The job interview is the time you need to be on your game. Be prepared and follow these tips from the pros to ensure you have the best chance of winning the job. In a previous blog posting “What to do Before the Big Interview” we highlighted pre-interview preparation ideas and suggestions:
- Assess the position and the company.
- Establish questions for the interviewer
- Clothing: Dress professional
- Transportation: Arrive early and have a smooth exit planned.
- Questions: Make a list of at least three questions.
- Portfolio: Prepare even a brief example of your work.
- Yourself: Be yourself - your work self, not your weekend self.
- Email and phone communications: Have your contact info ready.
Preparation is essential to making a great impression at the interview. Please keep in mind that being prepared is the best way to enhance your chances at getting the job. Also, it is not just important to prepare physically, but you must prepare mentally as well. Here's an article from US News, 5 Interview Questions You Should Always Prepare to Answer, that can help you be ready for those go to questions every interviewer uses.
Interview 90 Second Window
The average length of an interview is around 40 minutes, but a recent survey found that out of 2,000 hiring managers, 33 percent of them claimed to know within the first 90 seconds who they would and would not be willing to hire. Getting past that 90 second mark is simple, but critical.
You have to be aware of all your interactions whether they be expressed through body language, spoken word or something as simple as a handshake. Being aware of those interactions ensures that you are giving off the best first impression possible.
Job Interview Body Language
Body language is something that takes time to master. Many people are unaware of their body language, therefore have many issues when it comes to making a decent first impression. For example, when you approach someone who is slumped over or someone who is crossing their arms, they might give off the impression that they are bored or possibly angry. In reality, that person could just be cold and they crossed their arms in an attempt to get warm.
To display positive body language make sure to sit up straight, try not to fidget, make eye contact, and occasionally nod your head when you understand or when you agree with something the interviewer is saying. If all else fails just relax, the more you panic the more it will appear evident to the interviewer, so stay positive and do your best to show some confidence. Here's a suggestion from a hiring manager:
" Sit through a mock interview yourself or a friend with a mirror or video tape it before you come to visit me. "
Probably the most difficult part of the interview is speaking. Almost everyone has issues when it comes to answering questions on the spot. When you're about to speak think about what you're saying and how you'll be perceived after you have said it. Take a breath before your speak to give yourself a brief moment to gather your thoughts.
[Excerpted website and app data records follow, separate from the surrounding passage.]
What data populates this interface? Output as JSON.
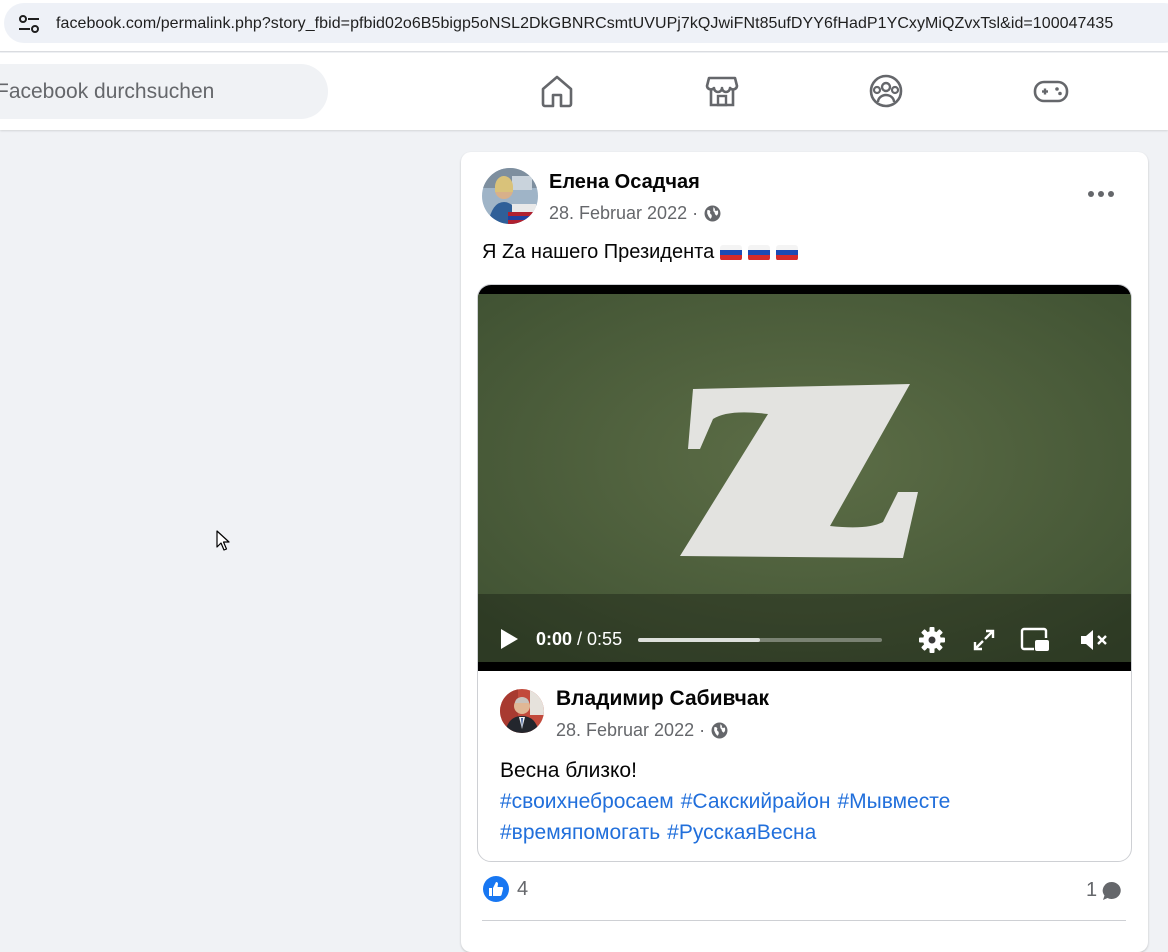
{
  "browser": {
    "url": "facebook.com/permalink.php?story_fbid=pfbid02o6B5bigp5oNSL2DkGBNRCsmtUVUPj7kQJwiFNt85ufDYY6fHadP1YCxyMiQZvxTsl&id=100047435"
  },
  "header": {
    "search_placeholder": "Facebook durchsuchen",
    "nav": [
      "home-icon",
      "marketplace-icon",
      "groups-icon",
      "gaming-icon"
    ]
  },
  "post": {
    "author": "Елена Осадчая",
    "date": "28. Februar 2022 ·",
    "text": "Я Zа нашего Президента",
    "flags": [
      "ru-flag",
      "ru-flag",
      "ru-flag"
    ],
    "shared": {
      "video": {
        "time_current": "0:00",
        "time_separator": " / ",
        "time_total": "0:55",
        "buffered_fraction": 0.5,
        "muted": true
      },
      "author": "Владимир Сабивчак",
      "date": "28. Februar 2022 ·",
      "text": "Весна близко!",
      "hashtags": [
        "#своихнебросаем",
        "#Сакскийрайон",
        "#Мывместе",
        "#времяпомогать",
        "#РусскаяВесна"
      ]
    },
    "reactions_count": "4",
    "comments_count": "1"
  },
  "colors": {
    "brand_blue": "#0866ff",
    "link_blue": "#216fdb",
    "secondary_text": "#65676b"
  }
}
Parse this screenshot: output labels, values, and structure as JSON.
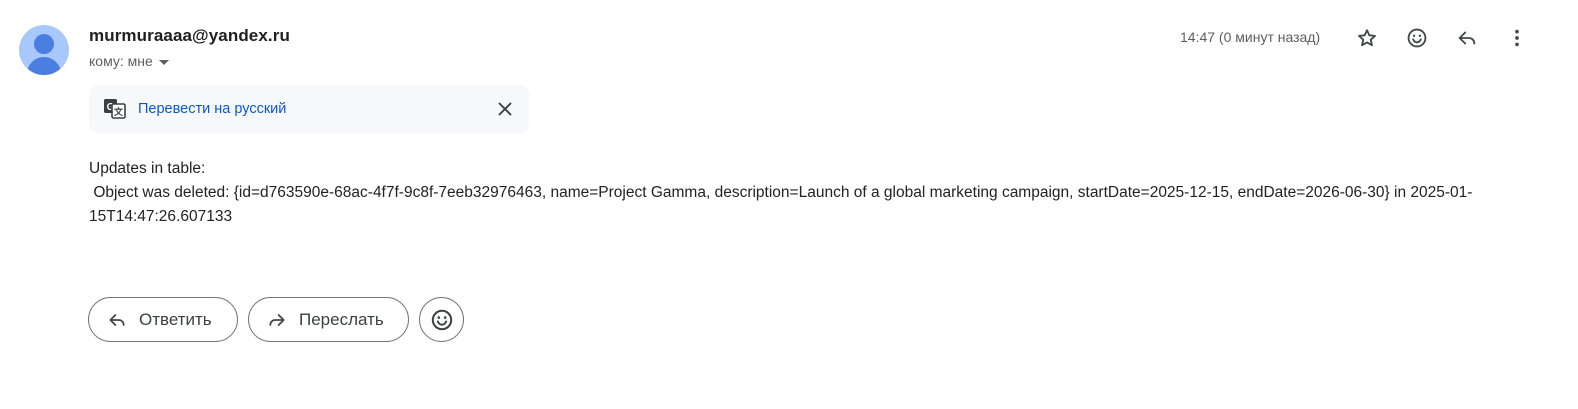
{
  "sender": {
    "email": "murmuraaaa@yandex.ru",
    "recipients_label": "кому: мне"
  },
  "timestamp": "14:47 (0 минут назад)",
  "translate_bar": {
    "link_label": "Перевести на русский"
  },
  "message": {
    "line1": "Updates in table:",
    "line2": " Object was deleted: {id=d763590e-68ac-4f7f-9c8f-7eeb32976463, name=Project Gamma, description=Launch of a global marketing campaign, startDate=2025-12-15, endDate=2026-06-30} in 2025-01-15T14:47:26.607133"
  },
  "actions": {
    "reply_label": "Ответить",
    "forward_label": "Переслать"
  },
  "icons": {
    "top": [
      "star-icon",
      "emoji-icon",
      "reply-icon",
      "more-vert-icon"
    ],
    "translate": "translate-icon",
    "close": "close-icon"
  },
  "colors": {
    "link": "#0b57d0",
    "avatar_bg": "#a8c7fa",
    "avatar_fg": "#4a7de0"
  }
}
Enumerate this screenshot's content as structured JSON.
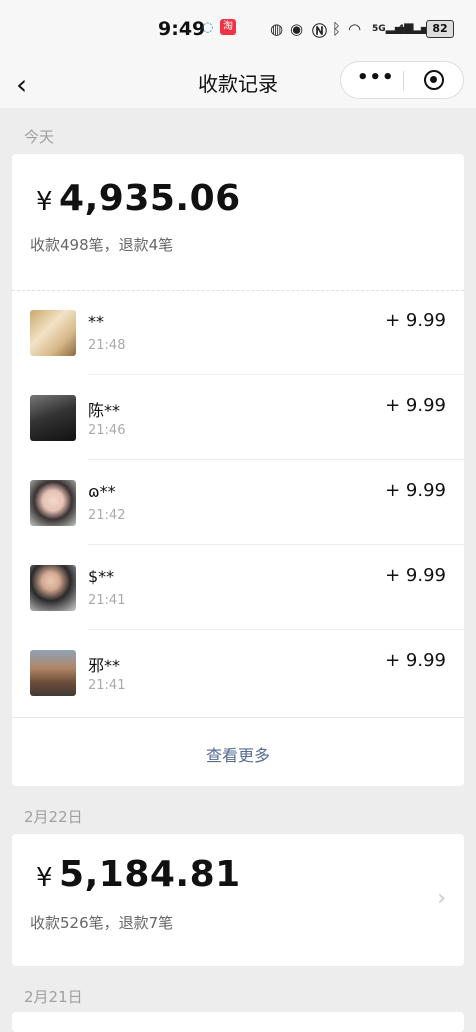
{
  "status": {
    "time": "9:49",
    "battery": "82",
    "icons": [
      "message-icon",
      "taobao-icon",
      "nfc-icon",
      "eye-icon",
      "n-icon",
      "bluetooth-icon",
      "wifi-icon",
      "5g-signal-icon",
      "4g-signal-icon",
      "battery-icon"
    ],
    "sig_5g": "5G",
    "sig_4g": "4G",
    "taobao_glyph": "淘"
  },
  "nav": {
    "back_glyph": "‹",
    "title": "收款记录",
    "more_glyph": "•••"
  },
  "today": {
    "date": "今天",
    "yen": "¥",
    "amount": "4,935.06",
    "summary": "收款498笔，退款4笔",
    "payments": [
      {
        "name": "**",
        "time": "21:48",
        "amount": "+ 9.99"
      },
      {
        "name": "陈**",
        "time": "21:46",
        "amount": "+ 9.99"
      },
      {
        "name": "ɷ**",
        "time": "21:42",
        "amount": "+ 9.99"
      },
      {
        "name": "$**",
        "time": "21:41",
        "amount": "+ 9.99"
      },
      {
        "name": "邪**",
        "time": "21:41",
        "amount": "+ 9.99"
      }
    ],
    "view_more": "查看更多"
  },
  "day2": {
    "date": "2月22日",
    "yen": "¥",
    "amount": "5,184.81",
    "summary": "收款526笔，退款7笔",
    "chevron": "›"
  },
  "day3": {
    "date": "2月21日"
  }
}
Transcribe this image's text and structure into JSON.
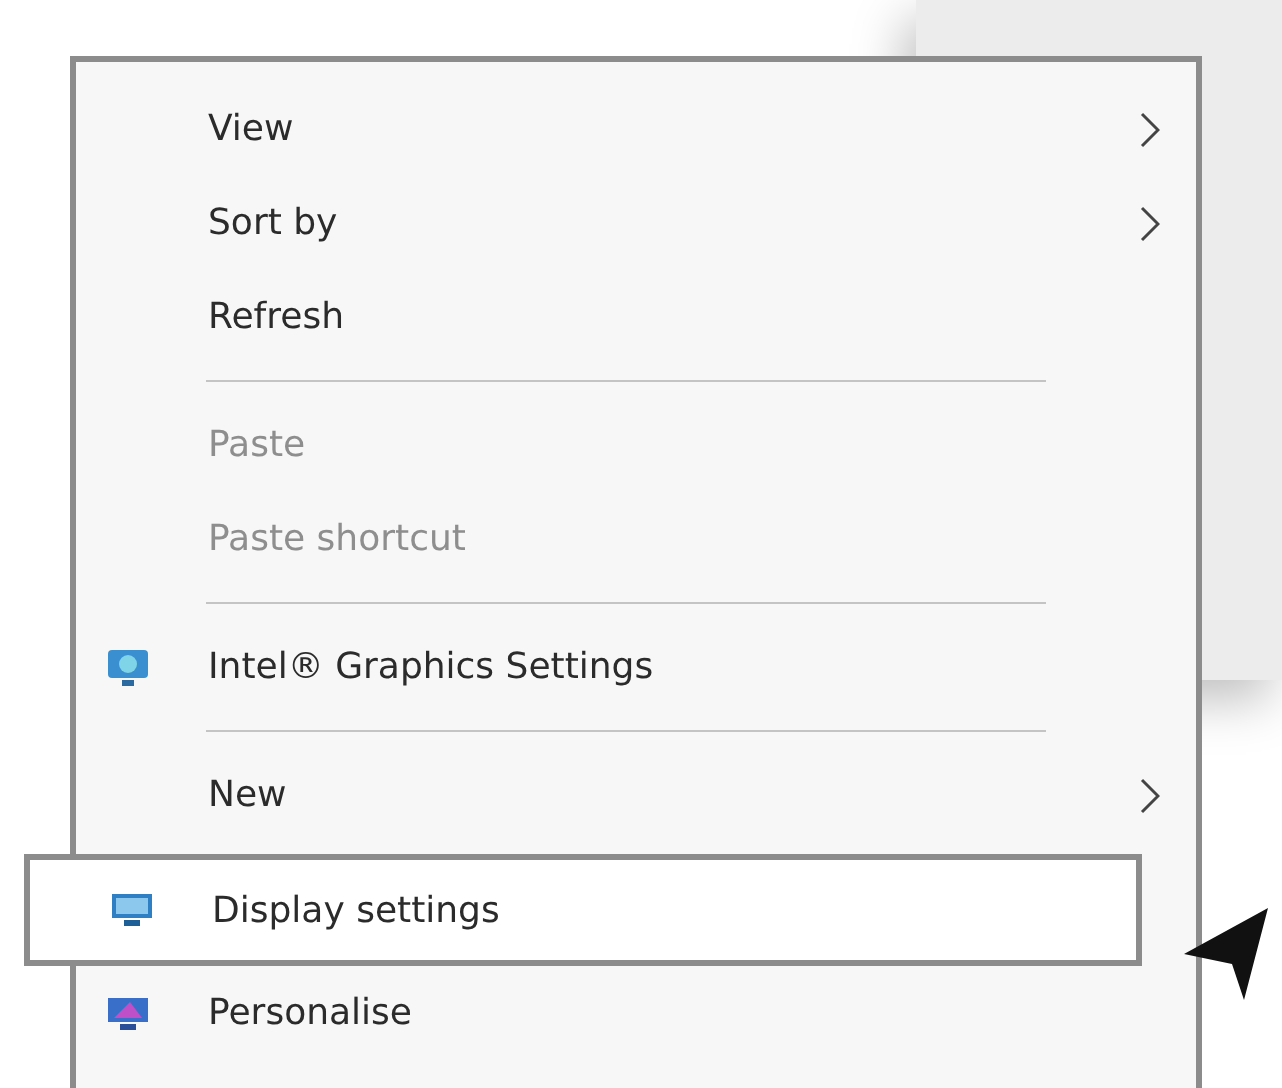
{
  "menu": {
    "items": [
      {
        "kind": "plain",
        "label": "View",
        "disabled": false,
        "submenu": true,
        "selected": false
      },
      {
        "kind": "plain",
        "label": "Sort by",
        "disabled": false,
        "submenu": true,
        "selected": false
      },
      {
        "kind": "plain",
        "label": "Refresh",
        "disabled": false,
        "submenu": false,
        "selected": false
      },
      {
        "kind": "separator"
      },
      {
        "kind": "plain",
        "label": "Paste",
        "disabled": true,
        "submenu": false,
        "selected": false
      },
      {
        "kind": "plain",
        "label": "Paste shortcut",
        "disabled": true,
        "submenu": false,
        "selected": false
      },
      {
        "kind": "separator"
      },
      {
        "kind": "graphics",
        "label": "Intel® Graphics Settings",
        "disabled": false,
        "submenu": false,
        "selected": false
      },
      {
        "kind": "separator"
      },
      {
        "kind": "plain",
        "label": "New",
        "disabled": false,
        "submenu": true,
        "selected": false
      },
      {
        "kind": "display",
        "label": "Display settings",
        "disabled": false,
        "submenu": false,
        "selected": true
      },
      {
        "kind": "personalise",
        "label": "Personalise",
        "disabled": false,
        "submenu": false,
        "selected": false
      }
    ]
  }
}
Using curse words, slang or any other unprofessional language in an interview isn't a great idea. Proper grammar, maintaining professional speech, and a composed demeanor are essential to making a good first impression in an interview.
Be aware of the rhythm of your speech. If you are constantly talking and you don’t allow for breaks in your conversation, you will come off as being rushed or nervous and you may even offend the interviewer. Take your time and speak deliberately. When you feel you’re losing your nerve, again take a deep breath and relax. The best solution to a silence or unsure answer is to ask the question back to the person interviewing you, or ask a related question.
The Truth, the Whole Truth
In an interview it is important that you tell the truth, but you still want to present yourself in a positive light. Interviewers ask questions that may seem simple on the surface, but these questions are designed to make you think in a pressured situation. Try to avoid answering loaded questions with a negative response, one question in particular that gets many people into trouble is:
"Who was your worst boss and why?”
Although you may immediately think of a previous employer, you should never speak poorly of any organization or manager. This will give the interviewer the perception that you like to gossip and are unprofessional. If you're asked a loaded question, answer it with eloquence and professionalism. A respectable answer to the question above would be:
“Although I didn't necessarily agree with all of my previous employer’s decisions, I've found that it helps to fully understand the another person’s perspective, so I take time to listen to their position, then seek to work out a common solution. For example….”
If you answer with a general statement that shows your respect for others and your desire to find a mutual solution despite your differences, then you demonstrate your ability to deal with difficult people and can focus on more important things like getting the job done.
Job Interview Tips Summary
Overall the interview process may seem intimidating. Remember to stay confident with yourself and your abilities then you'll be capable of impressing even the toughest interviewer. Focus on displaying proper body language, professional speech, and thoughtful responses to the interviewer’s questions and you will be sure to land the job.